*Problem statement*
Print each entry word for word without images.
#### Input data ####
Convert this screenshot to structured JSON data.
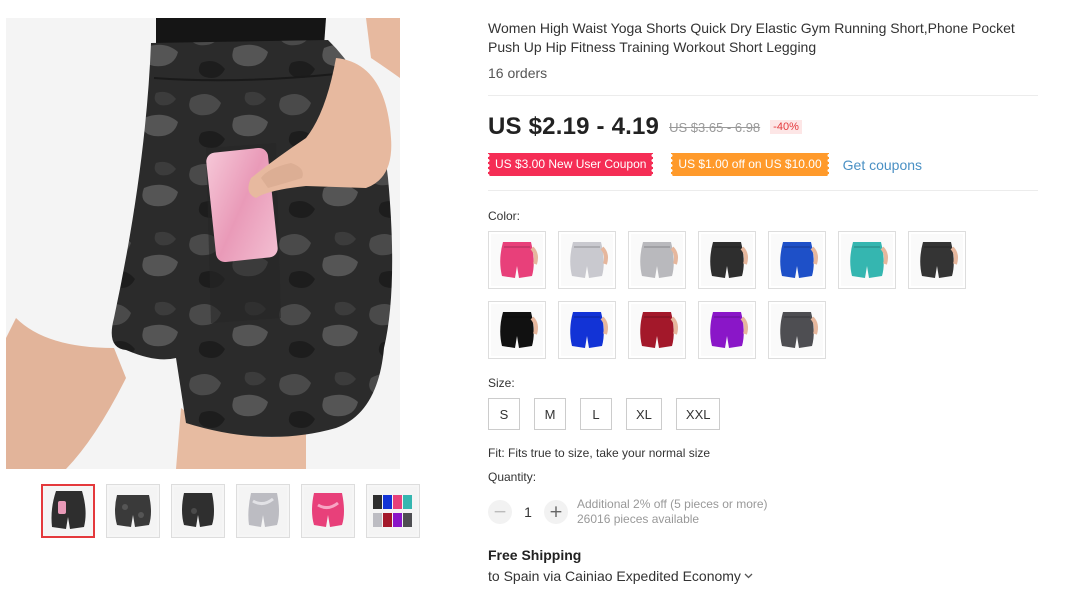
{
  "product": {
    "title": "Women High Waist Yoga Shorts Quick Dry Elastic Gym Running Short,Phone Pocket Push Up Hip Fitness Training Workout Short Legging",
    "orders": "16 orders"
  },
  "price": {
    "current": "US $2.19 - 4.19",
    "original": "US $3.65 - 6.98",
    "discount": "-40%"
  },
  "coupons": {
    "items": [
      {
        "label": "US $3.00 New User Coupon",
        "color": "#f52d55"
      },
      {
        "label": "US $1.00 off on US $10.00",
        "color": "#ff9a2b"
      }
    ],
    "get_label": "Get coupons"
  },
  "color": {
    "label": "Color:",
    "options": [
      {
        "name": "pink-tie-dye",
        "color": "#e8407a"
      },
      {
        "name": "white-grey-tie-dye",
        "color": "#c9c9cf"
      },
      {
        "name": "grey-marble",
        "color": "#b9b9bd"
      },
      {
        "name": "black-camo-pocket",
        "color": "#2e2e2e"
      },
      {
        "name": "blue-tie-dye",
        "color": "#1e50c8"
      },
      {
        "name": "teal-tie-dye",
        "color": "#35b6b0"
      },
      {
        "name": "black-camo",
        "color": "#343434"
      },
      {
        "name": "black",
        "color": "#111111"
      },
      {
        "name": "royal-blue",
        "color": "#1233d6"
      },
      {
        "name": "burgundy",
        "color": "#a3182a"
      },
      {
        "name": "purple",
        "color": "#8a16c8"
      },
      {
        "name": "dark-grey",
        "color": "#4e4e52"
      }
    ]
  },
  "size": {
    "label": "Size:",
    "options": [
      "S",
      "M",
      "L",
      "XL",
      "XXL"
    ]
  },
  "fit": "Fit: Fits true to size, take your normal size",
  "quantity": {
    "label": "Quantity:",
    "value": "1",
    "minus": "−",
    "plus": "+",
    "note1": "Additional 2% off (5 pieces or more)",
    "note2": "26016 pieces available"
  },
  "shipping": {
    "title": "Free Shipping",
    "detail": "to Spain via Cainiao Expedited Economy"
  },
  "gallery": {
    "thumbs": [
      {
        "name": "black-camo-pocket",
        "color": "#2e2e2e",
        "accent": "#e99ab8"
      },
      {
        "name": "black-camo",
        "color": "#3a3a3a",
        "accent": "#3a3a3a"
      },
      {
        "name": "black-camo-back",
        "color": "#2f2f2f",
        "accent": "#2f2f2f"
      },
      {
        "name": "grey-marble",
        "color": "#bcbcc2",
        "accent": "#bcbcc2"
      },
      {
        "name": "pink-tie-dye",
        "color": "#e8407a",
        "accent": "#e8407a"
      },
      {
        "name": "all-colors",
        "color": "#6b7fa8",
        "accent": "#e8407a"
      }
    ]
  }
}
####
*Exercise output*
Convert this screenshot to structured JSON data.
{
  "product": {
    "title": "Women High Waist Yoga Shorts Quick Dry Elastic Gym Running Short,Phone Pocket Push Up Hip Fitness Training Workout Short Legging",
    "orders": "16 orders"
  },
  "price": {
    "current": "US $2.19 - 4.19",
    "original": "US $3.65 - 6.98",
    "discount": "-40%"
  },
  "coupons": {
    "items": [
      {
        "label": "US $3.00 New User Coupon",
        "color": "#f52d55"
      },
      {
        "label": "US $1.00 off on US $10.00",
        "color": "#ff9a2b"
      }
    ],
    "get_label": "Get coupons"
  },
  "color": {
    "label": "Color:",
    "options": [
      {
        "name": "pink-tie-dye",
        "color": "#e8407a"
      },
      {
        "name": "white-grey-tie-dye",
        "color": "#c9c9cf"
      },
      {
        "name": "grey-marble",
        "color": "#b9b9bd"
      },
      {
        "name": "black-camo-pocket",
        "color": "#2e2e2e"
      },
      {
        "name": "blue-tie-dye",
        "color": "#1e50c8"
      },
      {
        "name": "teal-tie-dye",
        "color": "#35b6b0"
      },
      {
        "name": "black-camo",
        "color": "#343434"
      },
      {
        "name": "black",
        "color": "#111111"
      },
      {
        "name": "royal-blue",
        "color": "#1233d6"
      },
      {
        "name": "burgundy",
        "color": "#a3182a"
      },
      {
        "name": "purple",
        "color": "#8a16c8"
      },
      {
        "name": "dark-grey",
        "color": "#4e4e52"
      }
    ]
  },
  "size": {
    "label": "Size:",
    "options": [
      "S",
      "M",
      "L",
      "XL",
      "XXL"
    ]
  },
  "fit": "Fit: Fits true to size, take your normal size",
  "quantity": {
    "label": "Quantity:",
    "value": "1",
    "minus": "−",
    "plus": "+",
    "note1": "Additional 2% off (5 pieces or more)",
    "note2": "26016 pieces available"
  },
  "shipping": {
    "title": "Free Shipping",
    "detail": "to Spain via Cainiao Expedited Economy"
  },
  "gallery": {
    "thumbs": [
      {
        "name": "black-camo-pocket",
        "color": "#2e2e2e",
        "accent": "#e99ab8"
      },
      {
        "name": "black-camo",
        "color": "#3a3a3a",
        "accent": "#3a3a3a"
      },
      {
        "name": "black-camo-back",
        "color": "#2f2f2f",
        "accent": "#2f2f2f"
      },
      {
        "name": "grey-marble",
        "color": "#bcbcc2",
        "accent": "#bcbcc2"
      },
      {
        "name": "pink-tie-dye",
        "color": "#e8407a",
        "accent": "#e8407a"
      },
      {
        "name": "all-colors",
        "color": "#6b7fa8",
        "accent": "#e8407a"
      }
    ]
  }
}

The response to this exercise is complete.